Project Update July 2009
She hadnâ€™t moved for over an hour. The white tip of her tail shone in the cold July air, but she did not move. I took a deep breath and let it out slowly, deliberately, as I turned to Jealous at my side. It was he of course who had spotted her. His astonishing eyesight, honed to an unbelievable level through years in the bush, had spotted the white speck of fur that I had been staring at through my expensive binoculars for over an hour now, my own vision pathetically inadequate compared to his.
â€œWe will have to catch the pupsâ€, I said. He nodded in agreement. The alpha female of our Robins pack had been killed by lions, two other adults were missing presumed dead and two out of the remaining five adults were injured. Many scientists, eminent or otherwise would disagree with such intervention as this was a natural occurrence, but I am not a scientist and the emotions felt at such a time are real and raw. The dogs are endangered because of man, whose actions still threaten their very existence on the planet. Any chance to redress the balance, however small, is one I will take.
The day before, we had rushed to the site, excited by the news of a den, clearly visible from the road. When we arrived we talked with the National Parks Scout who was stationed near by and he old us that lions had been â€œdisturbingâ€ the dogs. With our excitement now replaced with concern, we drove to the den and saw the results of the lions work. Jealous and I discussed how we would catch the pups and decided that we needed a cage as digging them out of the den would be very difficult given the terrain, I also decided that I should get a permit from the National Parks Senior Ecologist, before we undertook the task. It was hard to leave the den site and the pups but we had no choice, we could only hope that the remaining adults would care well enough for the pups until we were able to return.
Back in our own immediate area the dog news was giving us enough excitement, though as always it seems that the obstacles stacked up against the dogs are never ending. We have a small pack of three or four adults in the vicinity. We are quite sure that they have a den but our efforts to find it are frustrated by the road network. We are extremely concerned for this pack as the area is full of lions. â€œFullâ€ is maybe an exaggeration, but there are a lot of lions in the area and they are a real threat. We tried a calling exercise one morning in an attempt to attract the dogs so that I could dart and collar them, however it was the lions that responded to the call, coming in with murderous intent.
We have another â€œpackâ€ of two, who also have a den amidst the lions of Kennedy Vlei and a pack of seven denned near Ngweshla, which is equally famous for its particular population of lions!

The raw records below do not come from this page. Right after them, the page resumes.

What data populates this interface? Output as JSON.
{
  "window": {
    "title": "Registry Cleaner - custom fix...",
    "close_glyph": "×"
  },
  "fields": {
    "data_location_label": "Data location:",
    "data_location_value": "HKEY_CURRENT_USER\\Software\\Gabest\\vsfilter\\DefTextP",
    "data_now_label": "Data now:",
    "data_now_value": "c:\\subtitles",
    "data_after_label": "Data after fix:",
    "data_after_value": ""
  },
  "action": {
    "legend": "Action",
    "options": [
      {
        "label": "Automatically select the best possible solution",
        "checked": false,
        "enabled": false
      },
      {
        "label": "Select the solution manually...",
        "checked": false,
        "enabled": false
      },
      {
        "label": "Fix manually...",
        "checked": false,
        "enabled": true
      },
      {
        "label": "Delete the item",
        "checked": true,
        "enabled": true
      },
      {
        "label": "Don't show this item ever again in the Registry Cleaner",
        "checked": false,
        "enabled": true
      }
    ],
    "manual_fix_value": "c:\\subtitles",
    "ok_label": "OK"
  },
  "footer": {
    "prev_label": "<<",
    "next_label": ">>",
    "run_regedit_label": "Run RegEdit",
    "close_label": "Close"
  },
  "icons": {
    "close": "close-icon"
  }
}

Earlier in the month, Jealous and Ester had successfully darted and collared the female in a pack of five dogs that we had been seeing. This pack was moving through the same area as Vusiles pack and we were again concerned for their welfare, so we deployed our anti poaching units in a concerted effort to check for snares. The pack remained in the area for a while and then we lost track of them and began to fear that the collar had failed. We received one sighting of them crossing the Bulawayo to Victoria Falls road, heading into communal land. An area that has little if any wildlife, so again our concern grew that they were perhaps targeting domestic animals and we waited for the inevitable phone calls or complaints to come in. To our surprise no complaints came in and the dogs seemed to have disappeared, only to reappear at Mondavu Dam, some 100km west of us! This was great news in the sense that she was still alive and that the collar was still working. The area is deep inside Hwange National Park and so it should be free of snares, however its is far from us and so we will not be able to keep a very close eye on things. As ever our excitement was dampened by the fact that the pack of five was now only a pack of three, leaving us with unanswered questions regarding the fate of the missing two.

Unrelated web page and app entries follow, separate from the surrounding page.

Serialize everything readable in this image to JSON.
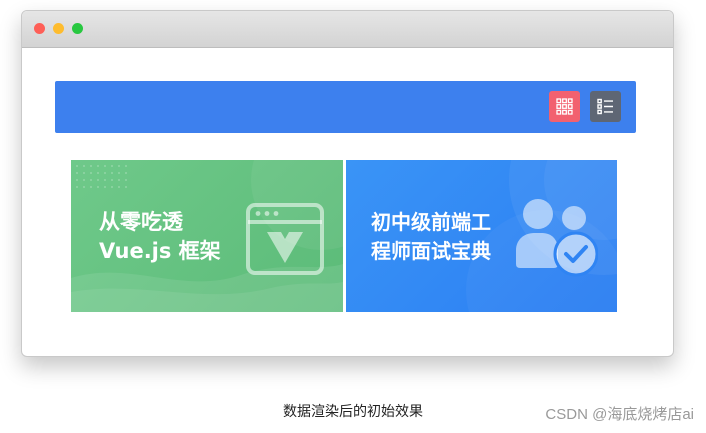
{
  "window": {
    "controls": [
      "close",
      "minimize",
      "maximize"
    ]
  },
  "toolbar": {
    "background": "#3d80ee",
    "buttons": [
      {
        "icon": "grid-view-icon",
        "color": "#f2616f"
      },
      {
        "icon": "list-view-icon",
        "color": "#5e6674"
      }
    ]
  },
  "cards": [
    {
      "title": "从零吃透 Vue.js 框架",
      "icon": "vue-window-icon",
      "color": "#6fc98a"
    },
    {
      "title": "初中级前端工程师面试宝典",
      "icon": "users-check-icon",
      "color": "#3a94f6"
    }
  ],
  "caption": "数据渲染后的初始效果",
  "watermark": "CSDN @海底烧烤店ai"
}
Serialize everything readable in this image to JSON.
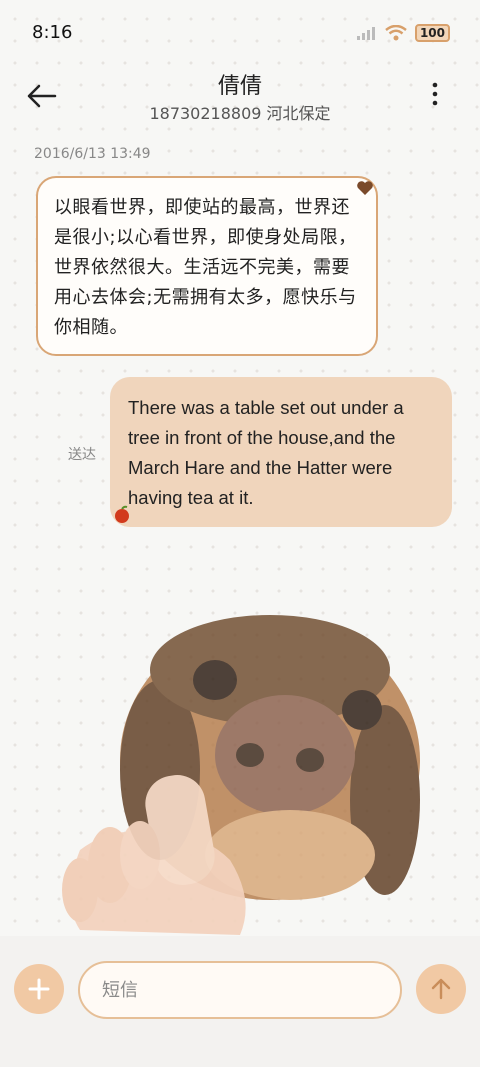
{
  "status_bar": {
    "time": "8:16",
    "battery": "100",
    "icons": [
      "signal-icon",
      "wifi-icon",
      "battery-icon"
    ]
  },
  "header": {
    "title": "倩倩",
    "subtitle": "18730218809 河北保定",
    "back_icon": "arrow-left-icon",
    "more_icon": "more-vertical-icon"
  },
  "messages": {
    "timestamp": "2016/6/13 13:49",
    "incoming_text": "以眼看世界，即使站的最高，世界还是很小;以心看世界，即使身处局限，世界依然很大。生活远不完美，需要用心去体会;无需拥有太多，愿快乐与你相随。",
    "outgoing_status": "送达",
    "outgoing_text": "There was a table set out under a tree in front of the house,and the March Hare and the Hatter were having tea at it."
  },
  "composer": {
    "placeholder": "短信",
    "add_icon": "plus-icon",
    "send_icon": "arrow-up-icon"
  },
  "colors": {
    "accent": "#f1c9a4",
    "bubble_border": "#d9a676",
    "outgoing_bubble": "#f0d5bc"
  }
}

Such is our life, working on the hard edge, so to speak, of conservation. We have witnessed many such scenarios over the years but it does not get any easier to bear. Itâ€™s the life we choose however and we certainly appreciate your support in helping us to do the work we do.